So now the Revolutionaries were facing their own uprisings. The destruction of the civilized order had regressed into chaos. The Convention was defeated by the Vendean forces and this led to Republic armies in 1794 slaughtering 117,000 Vendéan civilians to obliterate the Vendéan people, according to some historians. Others contest that claim. Some historians consider the total civil war to have lasted until 1796 with a toll of 170,000 or 450,000 lives.
Because of the extremely brutal forms that the Republican repression took in many places, historians such as Reynald Secher have called the event a “genocide”. Historian François Furet concluded that the repression in the Vendee “not only revealed massacre and destruction on an unprecedented scale but also a zeal so violent that it has bestowed as its legacy much of the region’s identity.”
This chaos is what awaits us if the modern day “progressive” movement ever seizes complete power. They are zealots just like the French liberals were.
Maximilien Robespierre, since July 1793 member of the Committee of Public Prosperity, on February 5th, 1794 in a speech in the Convention identified Jacques Hébert and his faction as “internal enemies” working toward the triumph of tyranny. After a dubious trial Hébert and some allies, charged with counter-revolutionary activities, were guillotined in March.
On April 5th, again at the instigation of Robespierre, Danton, a moderate Montagnard, and 13 associated politicians, charged with counter-revolutionary activities, were executed. A week later again 19 politicians. This hushed the Convention deputies: if henceforth they disagreed with Robespierre they hardly dared to speak out.
A law enacted on further streamlined criminal procedures: if the Revolutionary Tribunal saw sufficient proof of someone being an “enemy of the people” a counsel for defense would not be allowed. The frequency of guillotine executions in Paris now rose from on average three a day to an average of 29 a day.

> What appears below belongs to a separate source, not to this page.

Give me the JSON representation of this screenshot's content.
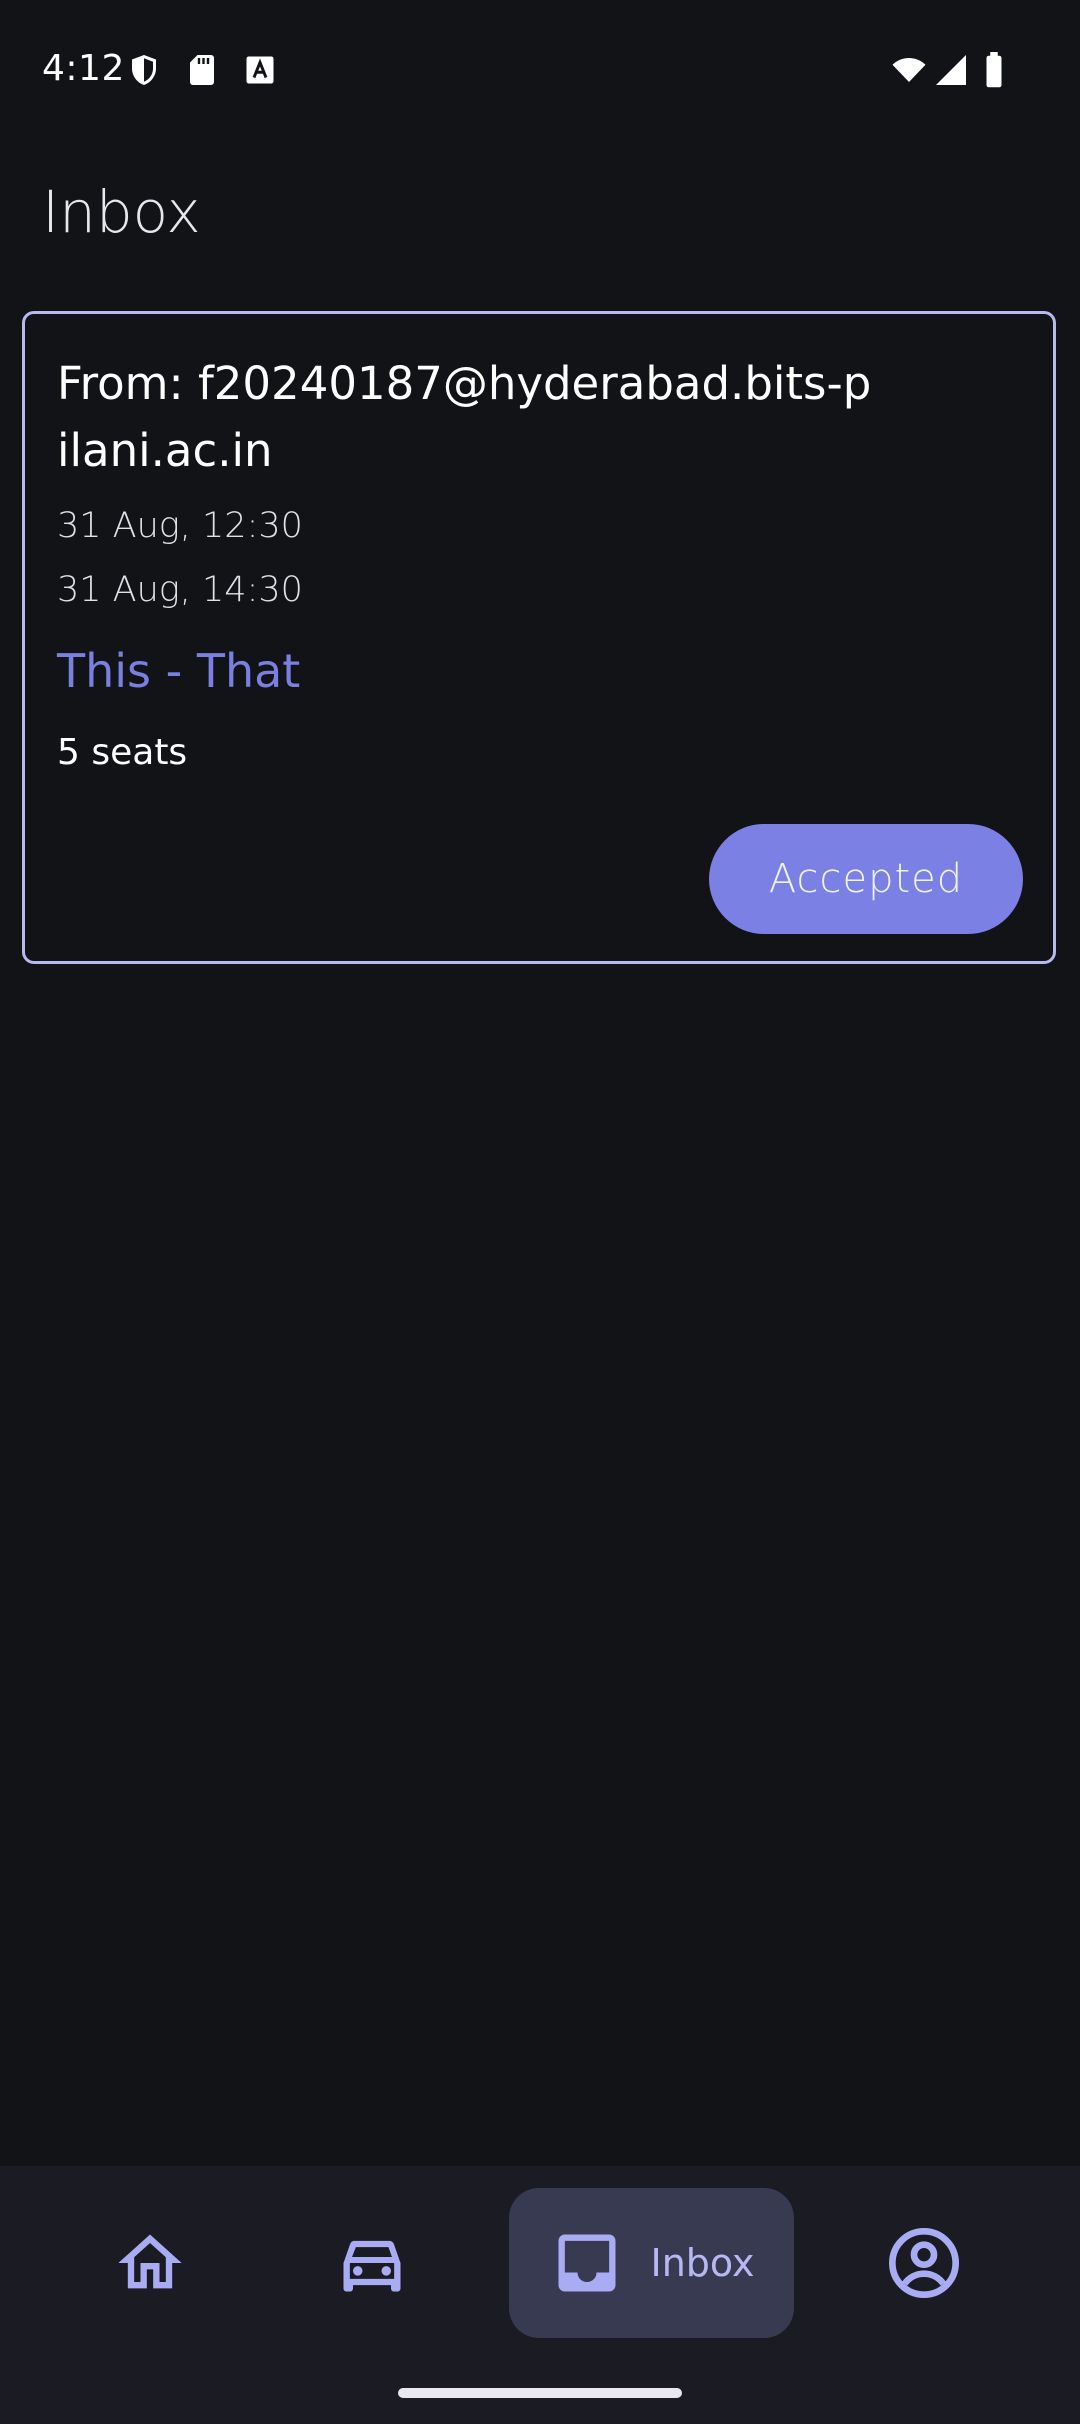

Meanwhile, France’s external wars were going well, with victories over Austrian and British troops in May and June 1794 opening up Belgium for French conquest. But cooperation within the Committee of Public Prosperity, since April 1793 the de facto executive government, started to break down. On June 29, 1794, three colleagues of Robespierre at ‘the Committee’ called him a dictator in his face – Robespierre baffled left the meeting. This encouraged other Convention members to also defy Robespierre. On July 26, a long and vague speech of Robespierre wasn’t met with thunderous applause as usual but with hostility; some deputies yelled that Robespierre should have the courage to say which deputies he deemed necessary to be killed next, what Robespierre refused to do.
In the Convention session of July 27, 1794, Robespierre and his allies hardly managed to say a word as they were constantly interrupted by a row of critics such as Tallien, Billaud-Varenne, Vadier, Barère and acting president Thuriot. Finally, even Robespierre’s own voice failed on him: it faltered at his last attempt to beg permission to speak.
A decree was adopted to arrest Robespierre, Saint-Just and Couthon. On July 28, they and 19 other leading Jacobins were beheaded.
This went on until November 9, 1799, when Napoleon strode onto the scene and overthrew the government, bringing order to chaos.
I think this is enough for this post. I will pick Napoleon up next time. As always, thanks for reading.